Most loveys are adopted during infancy but don't be afraid to try to create one into the preschool years.
Also, if you are afraid your child will never outgrow their dependency on the love object, don't be. Some children outgrow it gradually and others reject the love object seemingly overnight. All children outgrow their dependence sooner or later. One piece of advice though: acquire duplicates as soon as your child has identified a favorite love object! Rotate them regularly so the child doesn't have a preference. And keep the beloved love object safe at home and use a back-up for daycare and outings.
I actually threw away Doggy's duplicate before Amelie was born, since Calliope wasn't interested in it. And now I can't find an identical lovey. I live in fear of the day that Doggie gets lost -- he gets misplaced occasionally and we all feel terror as we search! Don't make my mistake.
Also, some children adopt "lovies" that are nontraditional. If your child loves bringing a favorite truck to bed, not a problem! Other children like carrying a cloth diaper around, or an item of a parent's clothing. Whatever creates a feeling of security in your child is perfect.
If your child is resisting separation at bedtime, set up a free chat to discuss how we can get your family the sleep you deserve.
Daylight savings time is coming to the United States and Canada in just TWO weeks, on March 14. (It's not until April in Mexico.)
Parents often ask if they can just keep their child’s schedule the same while the clock “springs” forward, to instantly create a later bedtime and later wake time.
The answer is that yes, you can… but it can be a little tricky to maintain.

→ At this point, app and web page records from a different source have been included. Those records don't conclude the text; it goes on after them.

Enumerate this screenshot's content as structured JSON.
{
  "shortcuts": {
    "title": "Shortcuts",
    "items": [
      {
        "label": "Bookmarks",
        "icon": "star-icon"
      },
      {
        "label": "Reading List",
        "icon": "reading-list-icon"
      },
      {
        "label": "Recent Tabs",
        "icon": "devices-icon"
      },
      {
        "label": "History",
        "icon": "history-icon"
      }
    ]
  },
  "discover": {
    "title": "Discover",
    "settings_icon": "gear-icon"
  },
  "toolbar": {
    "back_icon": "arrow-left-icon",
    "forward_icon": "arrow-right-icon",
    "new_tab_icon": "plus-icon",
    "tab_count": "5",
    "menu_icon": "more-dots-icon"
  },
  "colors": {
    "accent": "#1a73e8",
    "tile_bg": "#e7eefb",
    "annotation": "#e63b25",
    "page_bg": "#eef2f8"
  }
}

The main challenge is that in order to keep naps from shifting, you have to keep meal times the same as before, also. So if your child ate at 7, 12, and 5 before, you will now need them to eat at 8, 1, and 6.
Likewise, if your child woke at 6 am, napped at 1, and went to bed at 7 pm, your child will need a wake time of 7 am, a nap time of 2, and a bedtime of 8 pm.
The wake time and the bedtime should be pretty easy to maintain but if your child goes to daycare and preschool, you may not be able to control the nap time nor the lunch time. Just something to keep in mind.
Also, in the United States and Canada, the days are getting increasingly long. In order to prevent early wakings, you may need to up your game when it comes to keeping your child’s room dark. If you haven’t yet invested in blackout shades, do so. It’s seriously one of the best investments you can make in the health and happiness of your family.
Even if you do have blackout shades, you may need to address light coming in around the edges. If you haven’t bought them yet, consider buying extra-large ones that go around the window frame instead of inside the window frame. If you have already made the investment, consider painter’s tape around the edges. It may look ugly, but a few minutes of extra sleep in the morning is worth it, no?
At naptime, check if light is streaming under your child’s door. It may not keep her from falling asleep, but it may lead to a shorter-than-optimal nap time. If this is an issue, put a towel at the bottom of the door to block the light.
Don’t forget to keep white noise running during naps and all night long. It can be very hard to convince a child to go to sleep when it’s still light out! If he can hear the rest of the family having fun, that will only make things worse. White noise is your best friend in this situation.
If your family is struggling with early wake times, why not schedule a free consult to see if you can all get a little more shut-eye?
Abby Wolfson is a pediatric nurse practitioner, certified child sleep consultant and former NICU nurse. She divides her time between Brooklyn, NY and San Miguel de Allende, Mexico.